Once I graduated, I lived for 14 years in Gomorrah (New York) and Sodom (San Francisco) where I was surrounded by all manner of subversion, transgression, flamboyance, and great parties. I only considered the existence of America's conservative movement while I prepared for a visit to my parents in Orange County, CA. Or if Fox News was left playing on a T.V. at the gym. And the media I consumed reflected this fact--I drift comfortably in a country club pool of NPR, The Huffington Post, The New York Times, etc., all perfectly set to 98.6 degrees.

But the teabaggers gave me pause. I laughed along when Keith Olberman and Rachel Maddow compared these well-funded, lobbyist-organized tax day protesters as an "astroturf" response to Barack Obama's grassroots-driven presidential campaign. Surely, these demonstrations are the stuff of church parking lots in remote regions of the country. But there they were, a few dozen libertarian-bent elder teabaggers, chanting outside the post office in downtown Santa Cruz. What the hell is THAT about?

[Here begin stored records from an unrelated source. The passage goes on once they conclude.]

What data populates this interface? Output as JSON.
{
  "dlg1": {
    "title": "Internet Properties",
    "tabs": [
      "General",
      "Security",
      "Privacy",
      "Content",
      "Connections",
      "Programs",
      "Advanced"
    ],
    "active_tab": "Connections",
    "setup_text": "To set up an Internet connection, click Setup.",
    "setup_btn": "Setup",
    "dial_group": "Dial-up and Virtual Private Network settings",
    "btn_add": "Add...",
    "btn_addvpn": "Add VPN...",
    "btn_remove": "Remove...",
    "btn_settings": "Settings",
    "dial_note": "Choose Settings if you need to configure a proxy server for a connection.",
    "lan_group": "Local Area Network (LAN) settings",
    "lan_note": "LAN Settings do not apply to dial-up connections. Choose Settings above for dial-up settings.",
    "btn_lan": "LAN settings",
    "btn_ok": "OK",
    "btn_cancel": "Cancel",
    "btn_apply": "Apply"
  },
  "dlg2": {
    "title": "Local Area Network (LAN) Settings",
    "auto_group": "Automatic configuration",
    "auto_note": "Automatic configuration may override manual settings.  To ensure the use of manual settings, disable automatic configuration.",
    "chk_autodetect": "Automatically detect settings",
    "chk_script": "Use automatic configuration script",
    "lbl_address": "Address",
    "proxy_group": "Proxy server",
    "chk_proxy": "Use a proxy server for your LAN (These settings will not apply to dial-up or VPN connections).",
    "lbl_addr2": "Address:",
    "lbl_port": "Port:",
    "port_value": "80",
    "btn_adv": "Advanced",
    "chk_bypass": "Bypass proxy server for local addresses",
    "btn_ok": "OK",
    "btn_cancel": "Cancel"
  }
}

It occurred to me that I had fixed in my mind some lunkheaded, xenophobic right-wing grotesque and applied it liberally across the entire conservative landscape. Surely a Santa Cruz teabagger must be a more complex creature. Some of these guys wore tie dye, for God's sake. Maybe there were others out there who defied my notion of conservative foot soldier.

Coincidentally, my wife Kate had just herself started listening to Glen Beck and Michael Savage while driving between Whole Foods, book club, the DMV, and other effete liberal destinations. She assured me that I should not be so circumspect.

So we agreed to consume nothing but right wing media for the month of May. The only national news source allowed is the Rupert Murdoch-owned Wall Street Journal. Beyond that, only a cloud of punditry, AM radio, and Chuck Norris. The only mainstream news we're allowing ourselves will be the source material linked from The Drudge Report,, and the like. We hope this effort will answer a few questions:

1) Are hardcore conservatives really as crazy as we assume they are? Just checking.
2) Could our prejudices about the conservative movement be preventing us from seeing legitimate and important policy solutions from the Right?
3) Does the media universe that serves the conservative movement give a full enough account of current events to allow listeners to make an informed decision?
4) Does the tone and presentation of conservative media provoke an emotional response that makes the content more persuasive?

We'll see. More to come on the details, but this thing kicks off on Friday. Right now, I'm drinking yerba mate and nibbling tempeh to strengthen my system--because come Friday, it's nothing but red meat for me.